> _PROVIDED ENTRIES_
-- Opening Marker --

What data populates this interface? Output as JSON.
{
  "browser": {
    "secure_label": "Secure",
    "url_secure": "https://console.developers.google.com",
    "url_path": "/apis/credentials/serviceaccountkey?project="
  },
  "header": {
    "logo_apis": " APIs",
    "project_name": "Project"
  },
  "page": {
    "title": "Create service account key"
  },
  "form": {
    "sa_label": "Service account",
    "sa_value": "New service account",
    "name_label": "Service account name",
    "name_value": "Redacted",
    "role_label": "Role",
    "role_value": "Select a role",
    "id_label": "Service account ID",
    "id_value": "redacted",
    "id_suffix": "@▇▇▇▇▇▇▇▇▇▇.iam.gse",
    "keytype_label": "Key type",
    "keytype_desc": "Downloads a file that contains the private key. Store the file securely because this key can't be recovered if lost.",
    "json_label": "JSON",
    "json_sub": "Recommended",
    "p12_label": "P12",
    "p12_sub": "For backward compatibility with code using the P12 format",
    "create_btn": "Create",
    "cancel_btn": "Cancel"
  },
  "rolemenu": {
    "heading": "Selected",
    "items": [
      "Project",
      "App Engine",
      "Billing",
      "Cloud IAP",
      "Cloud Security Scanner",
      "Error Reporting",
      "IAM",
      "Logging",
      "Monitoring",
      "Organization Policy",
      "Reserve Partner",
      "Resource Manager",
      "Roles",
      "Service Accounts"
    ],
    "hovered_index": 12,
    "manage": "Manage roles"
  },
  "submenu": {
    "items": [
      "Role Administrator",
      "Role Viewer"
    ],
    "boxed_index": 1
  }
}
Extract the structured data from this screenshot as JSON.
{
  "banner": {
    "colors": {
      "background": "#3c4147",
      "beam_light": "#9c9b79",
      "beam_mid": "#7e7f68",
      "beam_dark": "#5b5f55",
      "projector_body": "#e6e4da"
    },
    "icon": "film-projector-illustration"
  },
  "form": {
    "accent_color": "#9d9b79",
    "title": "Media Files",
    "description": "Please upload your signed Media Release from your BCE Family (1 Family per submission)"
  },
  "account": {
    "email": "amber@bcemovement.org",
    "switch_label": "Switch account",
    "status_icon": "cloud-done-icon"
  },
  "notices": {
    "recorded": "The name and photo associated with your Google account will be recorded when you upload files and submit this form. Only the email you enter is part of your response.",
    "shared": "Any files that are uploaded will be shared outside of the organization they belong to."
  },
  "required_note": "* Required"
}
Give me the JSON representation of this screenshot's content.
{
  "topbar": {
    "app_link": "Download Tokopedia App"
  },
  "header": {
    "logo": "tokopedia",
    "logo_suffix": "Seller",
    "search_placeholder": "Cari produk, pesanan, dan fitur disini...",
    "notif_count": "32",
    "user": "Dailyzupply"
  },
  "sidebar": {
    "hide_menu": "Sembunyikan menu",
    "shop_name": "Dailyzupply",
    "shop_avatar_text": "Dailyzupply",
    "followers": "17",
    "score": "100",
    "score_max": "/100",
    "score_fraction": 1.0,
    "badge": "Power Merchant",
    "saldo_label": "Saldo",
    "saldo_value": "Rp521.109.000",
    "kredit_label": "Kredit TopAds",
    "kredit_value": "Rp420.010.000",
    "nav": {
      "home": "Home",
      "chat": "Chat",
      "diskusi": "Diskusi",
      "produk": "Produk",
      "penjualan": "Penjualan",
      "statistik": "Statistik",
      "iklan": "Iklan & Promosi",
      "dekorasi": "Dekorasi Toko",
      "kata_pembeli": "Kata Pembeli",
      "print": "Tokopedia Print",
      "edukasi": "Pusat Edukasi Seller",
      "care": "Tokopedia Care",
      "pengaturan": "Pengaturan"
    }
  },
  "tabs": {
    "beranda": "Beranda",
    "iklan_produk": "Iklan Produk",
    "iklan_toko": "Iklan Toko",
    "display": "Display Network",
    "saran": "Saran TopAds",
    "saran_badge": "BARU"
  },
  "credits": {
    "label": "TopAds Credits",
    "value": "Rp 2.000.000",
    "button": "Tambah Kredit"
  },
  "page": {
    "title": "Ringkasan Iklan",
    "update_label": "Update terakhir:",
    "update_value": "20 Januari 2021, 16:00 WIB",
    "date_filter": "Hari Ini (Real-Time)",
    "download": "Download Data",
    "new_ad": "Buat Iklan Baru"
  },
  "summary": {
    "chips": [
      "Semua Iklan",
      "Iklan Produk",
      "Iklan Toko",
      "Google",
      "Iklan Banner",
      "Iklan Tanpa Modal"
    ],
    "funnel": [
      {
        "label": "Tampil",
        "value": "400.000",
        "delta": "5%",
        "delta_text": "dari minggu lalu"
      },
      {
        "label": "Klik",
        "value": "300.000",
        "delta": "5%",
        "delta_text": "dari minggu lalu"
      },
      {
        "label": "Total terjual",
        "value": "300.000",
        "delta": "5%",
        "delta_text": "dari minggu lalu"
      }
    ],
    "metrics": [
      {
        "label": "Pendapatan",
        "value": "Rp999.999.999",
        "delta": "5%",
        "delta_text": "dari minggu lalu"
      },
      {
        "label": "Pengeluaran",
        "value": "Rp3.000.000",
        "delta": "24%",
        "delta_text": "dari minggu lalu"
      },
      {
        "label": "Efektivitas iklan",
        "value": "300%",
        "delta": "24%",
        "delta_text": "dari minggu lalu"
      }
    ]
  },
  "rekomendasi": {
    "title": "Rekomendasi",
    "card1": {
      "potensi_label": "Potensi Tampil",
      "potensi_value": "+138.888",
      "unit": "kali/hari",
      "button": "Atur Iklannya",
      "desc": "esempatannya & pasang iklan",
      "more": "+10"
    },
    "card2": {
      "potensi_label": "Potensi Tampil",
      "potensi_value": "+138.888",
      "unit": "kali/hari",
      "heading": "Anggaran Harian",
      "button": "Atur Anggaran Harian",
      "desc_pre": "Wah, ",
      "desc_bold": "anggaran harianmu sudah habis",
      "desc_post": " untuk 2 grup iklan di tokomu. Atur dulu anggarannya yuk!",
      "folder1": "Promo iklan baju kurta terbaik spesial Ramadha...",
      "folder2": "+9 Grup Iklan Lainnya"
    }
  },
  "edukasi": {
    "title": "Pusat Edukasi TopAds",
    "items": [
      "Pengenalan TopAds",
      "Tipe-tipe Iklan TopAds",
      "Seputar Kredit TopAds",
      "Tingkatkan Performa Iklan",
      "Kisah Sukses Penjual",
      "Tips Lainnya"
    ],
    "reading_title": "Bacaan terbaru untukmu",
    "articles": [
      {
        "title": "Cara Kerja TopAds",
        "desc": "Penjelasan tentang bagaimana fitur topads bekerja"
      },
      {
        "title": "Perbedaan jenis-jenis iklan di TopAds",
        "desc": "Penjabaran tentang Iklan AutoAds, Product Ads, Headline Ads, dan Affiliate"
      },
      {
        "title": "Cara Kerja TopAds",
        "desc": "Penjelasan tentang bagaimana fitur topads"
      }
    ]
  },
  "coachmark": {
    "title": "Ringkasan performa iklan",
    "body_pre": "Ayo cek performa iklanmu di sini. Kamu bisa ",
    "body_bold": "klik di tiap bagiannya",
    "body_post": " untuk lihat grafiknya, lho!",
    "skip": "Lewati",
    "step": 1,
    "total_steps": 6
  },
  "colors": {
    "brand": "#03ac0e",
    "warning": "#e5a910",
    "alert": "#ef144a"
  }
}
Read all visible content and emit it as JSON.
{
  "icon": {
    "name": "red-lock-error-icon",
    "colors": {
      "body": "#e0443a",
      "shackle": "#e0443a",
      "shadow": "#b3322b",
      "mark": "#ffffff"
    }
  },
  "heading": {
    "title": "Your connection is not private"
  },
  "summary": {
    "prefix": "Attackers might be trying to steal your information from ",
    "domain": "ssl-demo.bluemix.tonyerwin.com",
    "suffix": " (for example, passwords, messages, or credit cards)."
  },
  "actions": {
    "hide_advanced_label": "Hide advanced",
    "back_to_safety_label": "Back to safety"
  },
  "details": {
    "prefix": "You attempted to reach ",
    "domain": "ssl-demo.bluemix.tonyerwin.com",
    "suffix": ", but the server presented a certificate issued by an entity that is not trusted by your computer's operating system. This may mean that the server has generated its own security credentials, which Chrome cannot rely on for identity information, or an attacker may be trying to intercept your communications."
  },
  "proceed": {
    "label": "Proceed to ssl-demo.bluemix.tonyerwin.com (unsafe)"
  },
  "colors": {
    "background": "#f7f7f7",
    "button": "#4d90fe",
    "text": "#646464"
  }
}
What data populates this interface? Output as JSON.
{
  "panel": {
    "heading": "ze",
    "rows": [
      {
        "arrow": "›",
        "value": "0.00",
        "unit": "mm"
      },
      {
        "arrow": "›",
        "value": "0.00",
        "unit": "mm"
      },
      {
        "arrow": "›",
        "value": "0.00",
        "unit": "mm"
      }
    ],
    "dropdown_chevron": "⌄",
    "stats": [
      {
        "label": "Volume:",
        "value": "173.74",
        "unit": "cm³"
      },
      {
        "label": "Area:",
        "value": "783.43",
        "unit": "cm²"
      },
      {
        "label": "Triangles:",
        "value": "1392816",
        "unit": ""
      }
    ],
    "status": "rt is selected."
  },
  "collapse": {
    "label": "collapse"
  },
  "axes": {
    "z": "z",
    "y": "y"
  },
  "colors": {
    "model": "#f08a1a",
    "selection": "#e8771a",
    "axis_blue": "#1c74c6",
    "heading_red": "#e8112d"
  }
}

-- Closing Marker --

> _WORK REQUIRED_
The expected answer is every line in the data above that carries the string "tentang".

> _RESULT OF THIS EXERCISE_
        "desc": "Penjelasan tentang bagaimana fitur topads bekerja"
        "desc": "Penjabaran tentang Iklan AutoAds, Product Ads, Headline Ads, dan Affiliate"
        "desc": "Penjelasan tentang bagaimana fitur topads"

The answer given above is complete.